What sort of culture promotes profit over people?

I can tell you categorically, from very personal experience, that a business that puts profits before it’s people and encourages self-sacrifice is a business that will not last very long. Creating a business that truly supports it’s people, by mandating a balanced lifestyle of work, leisure and family, is a business that will thrive and remain successful. The true value of any business is it’s people, not it’s image or product. You can have a fantastic product, but if you treat your people like cannon fodder then you will have a short-lived business.

I’ve seen far too many people reduced to shrivelling wrecks because they have been put under unnecessary levels of pressure to produce an outcome (at all costs). How does the culture within a business get to a point where “toughness” is encouraged and “sensitivity” and “humility” are frowned upon? I’ve lost count of the number of times I’ve heard and/or seen the words “sensitive” and “emotional” used as negatives when describing someone’s personality. Since when did showing empathy become a negative?

As a Business and Technology Consultant for most of my life, I’ve been inside hundreds of organisations (from mega-businesses like IBM and CapGemini to small high street shops) and I can assure you that if you mistreat your people you will struggle to maintain a viable business. A simple gesture like an arm around a shoulder is very welcome in a good business, but is seen as harassment in a poor one. A word of encouragement is seen as supportive in a good business, but unnecessary in a poor one.

We need to encourage everyone to speak up (not put up) when they need support. We need to highlight and shame those businesses that encourage ugly and demeaning behaviour. We need to ensure that empathic businesses are recognised for what they are.

Humanity is supposed to set us apart from the rest of the animal kingdom. Unfortunately, I see far too little humanity and far to much animal cunning in today’s business world. I, for one, am going to start highlighting and shaming businesses that lack humanity and discourage a balanced lifestyle. I may not change the world today, but maybe I can start a movement towards true caring and understanding throughout the business world.

If you work for a company that treats you inhumanely, LEAVE. If you are subjected to unnecessary pressure, seek support and guidance, THEN LEAVE. If you are harassed or bullied, write to the CEO, THEN LEAVE. Don’t rationalise. Don’t toughen up. Don’t support their ideology. There are millions of good businesses out there, you don’t have to work for a bad one.

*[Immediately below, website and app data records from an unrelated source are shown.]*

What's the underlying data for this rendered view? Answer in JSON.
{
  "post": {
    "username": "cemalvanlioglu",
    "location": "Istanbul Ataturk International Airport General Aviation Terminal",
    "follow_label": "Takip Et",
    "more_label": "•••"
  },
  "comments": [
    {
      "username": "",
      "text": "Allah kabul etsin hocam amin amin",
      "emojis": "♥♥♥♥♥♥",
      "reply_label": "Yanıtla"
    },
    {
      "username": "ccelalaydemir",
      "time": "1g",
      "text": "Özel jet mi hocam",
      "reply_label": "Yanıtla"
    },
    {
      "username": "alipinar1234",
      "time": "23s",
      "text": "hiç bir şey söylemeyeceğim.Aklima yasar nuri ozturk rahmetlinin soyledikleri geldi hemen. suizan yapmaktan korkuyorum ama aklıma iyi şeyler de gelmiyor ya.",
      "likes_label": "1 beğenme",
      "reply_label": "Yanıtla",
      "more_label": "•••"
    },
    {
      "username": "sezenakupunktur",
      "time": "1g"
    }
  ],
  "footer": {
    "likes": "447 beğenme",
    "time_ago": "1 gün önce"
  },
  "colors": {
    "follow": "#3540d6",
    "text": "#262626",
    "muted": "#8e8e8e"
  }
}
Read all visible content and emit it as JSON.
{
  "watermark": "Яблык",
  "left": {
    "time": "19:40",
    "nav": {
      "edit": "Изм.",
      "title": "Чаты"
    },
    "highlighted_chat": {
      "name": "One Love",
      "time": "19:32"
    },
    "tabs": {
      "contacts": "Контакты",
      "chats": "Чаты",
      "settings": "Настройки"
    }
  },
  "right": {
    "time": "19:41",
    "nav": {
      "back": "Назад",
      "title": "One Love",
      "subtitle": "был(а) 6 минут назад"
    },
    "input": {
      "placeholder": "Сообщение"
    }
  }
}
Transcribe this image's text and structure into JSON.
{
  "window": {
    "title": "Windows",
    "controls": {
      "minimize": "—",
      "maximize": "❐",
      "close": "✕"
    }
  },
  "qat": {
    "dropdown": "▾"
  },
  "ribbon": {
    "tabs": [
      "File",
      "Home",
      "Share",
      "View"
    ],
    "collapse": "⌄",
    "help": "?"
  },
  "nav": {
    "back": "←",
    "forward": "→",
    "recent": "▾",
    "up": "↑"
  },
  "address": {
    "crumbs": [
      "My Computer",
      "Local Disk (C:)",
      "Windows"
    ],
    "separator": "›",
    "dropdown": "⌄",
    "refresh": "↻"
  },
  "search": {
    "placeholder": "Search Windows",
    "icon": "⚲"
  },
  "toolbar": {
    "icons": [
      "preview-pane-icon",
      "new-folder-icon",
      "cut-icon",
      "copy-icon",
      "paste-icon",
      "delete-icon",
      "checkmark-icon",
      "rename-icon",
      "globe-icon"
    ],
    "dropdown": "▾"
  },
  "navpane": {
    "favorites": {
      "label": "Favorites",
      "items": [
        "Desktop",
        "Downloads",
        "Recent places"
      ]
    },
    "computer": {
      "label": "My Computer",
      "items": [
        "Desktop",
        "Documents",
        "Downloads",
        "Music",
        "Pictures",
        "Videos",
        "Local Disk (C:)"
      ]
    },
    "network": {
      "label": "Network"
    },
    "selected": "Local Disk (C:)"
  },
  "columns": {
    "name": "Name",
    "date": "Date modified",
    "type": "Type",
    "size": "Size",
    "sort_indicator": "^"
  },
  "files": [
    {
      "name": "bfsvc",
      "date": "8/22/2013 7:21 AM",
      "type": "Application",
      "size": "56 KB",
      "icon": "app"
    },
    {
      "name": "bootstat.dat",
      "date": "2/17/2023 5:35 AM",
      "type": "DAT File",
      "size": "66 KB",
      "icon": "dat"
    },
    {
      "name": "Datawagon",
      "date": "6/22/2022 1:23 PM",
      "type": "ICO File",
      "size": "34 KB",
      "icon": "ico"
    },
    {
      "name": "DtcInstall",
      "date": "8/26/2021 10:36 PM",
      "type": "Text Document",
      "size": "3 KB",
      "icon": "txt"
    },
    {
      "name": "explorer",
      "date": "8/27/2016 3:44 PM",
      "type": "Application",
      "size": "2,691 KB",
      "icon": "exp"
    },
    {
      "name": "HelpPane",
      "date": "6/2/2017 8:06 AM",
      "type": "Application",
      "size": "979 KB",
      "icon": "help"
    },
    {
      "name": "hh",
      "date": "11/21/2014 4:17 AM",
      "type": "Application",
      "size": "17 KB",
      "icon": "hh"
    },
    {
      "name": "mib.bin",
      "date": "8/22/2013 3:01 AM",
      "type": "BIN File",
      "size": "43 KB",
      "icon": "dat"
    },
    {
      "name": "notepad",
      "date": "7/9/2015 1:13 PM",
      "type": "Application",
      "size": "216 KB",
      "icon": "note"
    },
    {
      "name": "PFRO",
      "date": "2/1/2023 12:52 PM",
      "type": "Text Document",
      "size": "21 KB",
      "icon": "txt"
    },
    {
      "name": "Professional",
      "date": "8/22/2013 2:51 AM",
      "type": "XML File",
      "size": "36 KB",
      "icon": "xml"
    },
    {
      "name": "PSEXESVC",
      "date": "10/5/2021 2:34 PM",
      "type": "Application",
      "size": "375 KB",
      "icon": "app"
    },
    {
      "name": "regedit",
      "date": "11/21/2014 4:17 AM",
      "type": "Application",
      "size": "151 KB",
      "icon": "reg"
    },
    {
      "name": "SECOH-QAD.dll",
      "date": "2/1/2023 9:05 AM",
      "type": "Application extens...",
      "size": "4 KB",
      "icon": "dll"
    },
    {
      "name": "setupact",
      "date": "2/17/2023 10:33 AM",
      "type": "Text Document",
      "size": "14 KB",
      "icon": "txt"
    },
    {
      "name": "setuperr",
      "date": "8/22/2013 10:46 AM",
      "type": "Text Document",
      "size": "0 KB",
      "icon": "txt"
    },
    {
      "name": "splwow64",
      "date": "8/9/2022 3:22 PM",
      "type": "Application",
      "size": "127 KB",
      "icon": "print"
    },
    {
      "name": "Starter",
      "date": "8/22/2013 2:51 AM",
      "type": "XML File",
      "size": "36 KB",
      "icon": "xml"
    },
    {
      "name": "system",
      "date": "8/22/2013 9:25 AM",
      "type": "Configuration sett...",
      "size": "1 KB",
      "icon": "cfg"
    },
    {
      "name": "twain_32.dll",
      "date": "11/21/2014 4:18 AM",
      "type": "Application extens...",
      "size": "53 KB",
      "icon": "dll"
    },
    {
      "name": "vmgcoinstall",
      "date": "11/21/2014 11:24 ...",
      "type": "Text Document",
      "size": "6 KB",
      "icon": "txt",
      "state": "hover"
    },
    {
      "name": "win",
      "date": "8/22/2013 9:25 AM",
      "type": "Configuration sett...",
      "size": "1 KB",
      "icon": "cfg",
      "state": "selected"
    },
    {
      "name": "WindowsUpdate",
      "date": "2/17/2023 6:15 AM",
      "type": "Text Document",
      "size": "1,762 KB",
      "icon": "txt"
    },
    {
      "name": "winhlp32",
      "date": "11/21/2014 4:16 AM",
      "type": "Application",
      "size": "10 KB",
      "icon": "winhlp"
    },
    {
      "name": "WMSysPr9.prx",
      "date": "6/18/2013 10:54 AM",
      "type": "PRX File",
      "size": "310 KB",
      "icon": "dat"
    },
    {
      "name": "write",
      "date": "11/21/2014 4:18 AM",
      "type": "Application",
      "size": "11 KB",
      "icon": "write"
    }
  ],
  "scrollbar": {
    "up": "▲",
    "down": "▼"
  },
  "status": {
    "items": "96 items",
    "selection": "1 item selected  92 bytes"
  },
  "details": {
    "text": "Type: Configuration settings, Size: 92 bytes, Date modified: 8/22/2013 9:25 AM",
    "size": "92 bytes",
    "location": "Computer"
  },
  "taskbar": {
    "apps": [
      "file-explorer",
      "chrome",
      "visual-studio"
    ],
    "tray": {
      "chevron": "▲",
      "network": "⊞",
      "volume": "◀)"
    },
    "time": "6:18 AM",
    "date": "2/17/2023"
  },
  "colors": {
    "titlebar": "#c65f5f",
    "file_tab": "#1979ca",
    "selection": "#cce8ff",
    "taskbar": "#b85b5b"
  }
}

“You may call me a dreamer, but I’m not the only one” (Lennon).

Dateline: Melbourne, Thursday January 8, 2015